As of this year, growers also need to have a carbon footprint reduction plan in place--because as we have noted previously, the cannabis industry uses a huge amount of energy. For an indoor grower, a reduction plan may mean switching to CFL bulbs, solar panels, and recycling potted soils. Outdoor growers can cut down on their footprint by ensuring that their plants are of a high enough quality to make it to market. Otherwise, they may lose a significant amount of their crops to spoilage and mildew--and that means more energy goes into growing a fewer amount of usable plants.
According to Van Hook, this is the only certification program of its kind. The whole thing costs $2,000 annually for a grower, but Van Hook maintains that it's worth it, at least partially because it differentiates growers from their competition. "If you're handling uncertified cannabis, you have no idea when you buy it if it's illegally grown on national forests or if it's cartel cannabis," he says. "In this oversupplied market, a lot of growers are looking for a way to bolster their own compliance and differentiate their product in the marketplace."
So far, Clean Green certifies about 60 growers each year, and the number is growing fast. Clean Green growers are also quickly becoming noticed; for the second year in a row, a Clean Green Certified strain took the top prize in the High Times Medical Cannabis Cup--a big deal in the industry.
The certification initiative is only operational in California at the moment, but Van Hook has plans to expand.

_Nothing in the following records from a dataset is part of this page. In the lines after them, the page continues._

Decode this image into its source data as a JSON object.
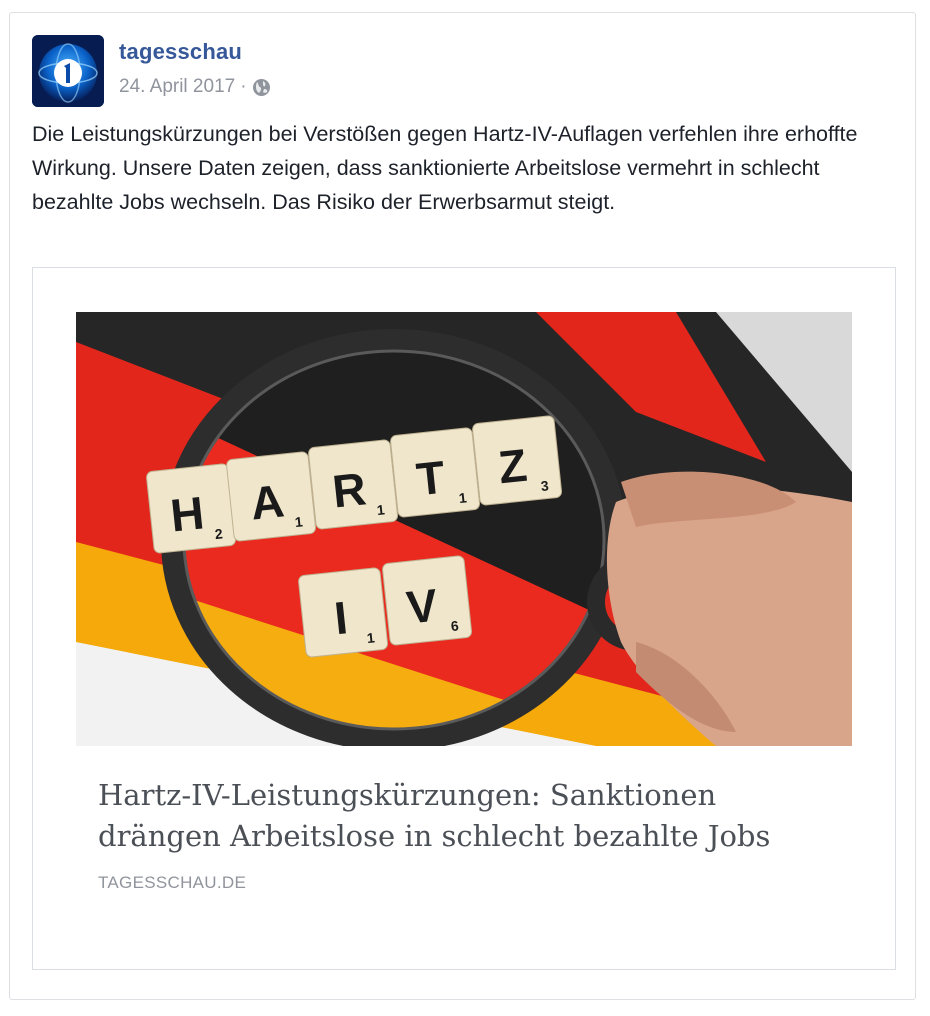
{
  "post": {
    "page_name": "tagesschau",
    "date": "24. April 2017",
    "separator": "·",
    "audience_icon": "globe-icon",
    "text": "Die Leistungskürzungen bei Verstößen gegen Hartz-IV-Auflagen verfehlen ihre erhoffte Wirkung. Unsere Daten zeigen, dass sanktionierte Arbeitslose vermehrt in schlecht bezahlte Jobs wechseln. Das Risiko der Erwerbsarmut steigt."
  },
  "link": {
    "title": "Hartz-IV-Leistungskürzungen: Sanktionen drängen Arbeitslose in schlecht bezahlte Jobs",
    "domain": "TAGESSCHAU.DE",
    "image": {
      "description_icon": "magnifier-photo",
      "tiles": [
        {
          "letter": "H",
          "score": "2"
        },
        {
          "letter": "A",
          "score": "1"
        },
        {
          "letter": "R",
          "score": "1"
        },
        {
          "letter": "T",
          "score": "1"
        },
        {
          "letter": "Z",
          "score": "3"
        },
        {
          "letter": "I",
          "score": "1"
        },
        {
          "letter": "V",
          "score": "6"
        }
      ]
    }
  },
  "colors": {
    "page_name": "#365899",
    "meta": "#90949c",
    "text": "#1d2129",
    "flag_black": "#1a1a1a",
    "flag_red": "#e3261c",
    "flag_gold": "#f5a90a"
  }
}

With new states quickly approving medical marijuana laws (New Jersey just gave the go-ahead this week), it's likely that there will be plenty of growers--and customers--demanding his services in the near future.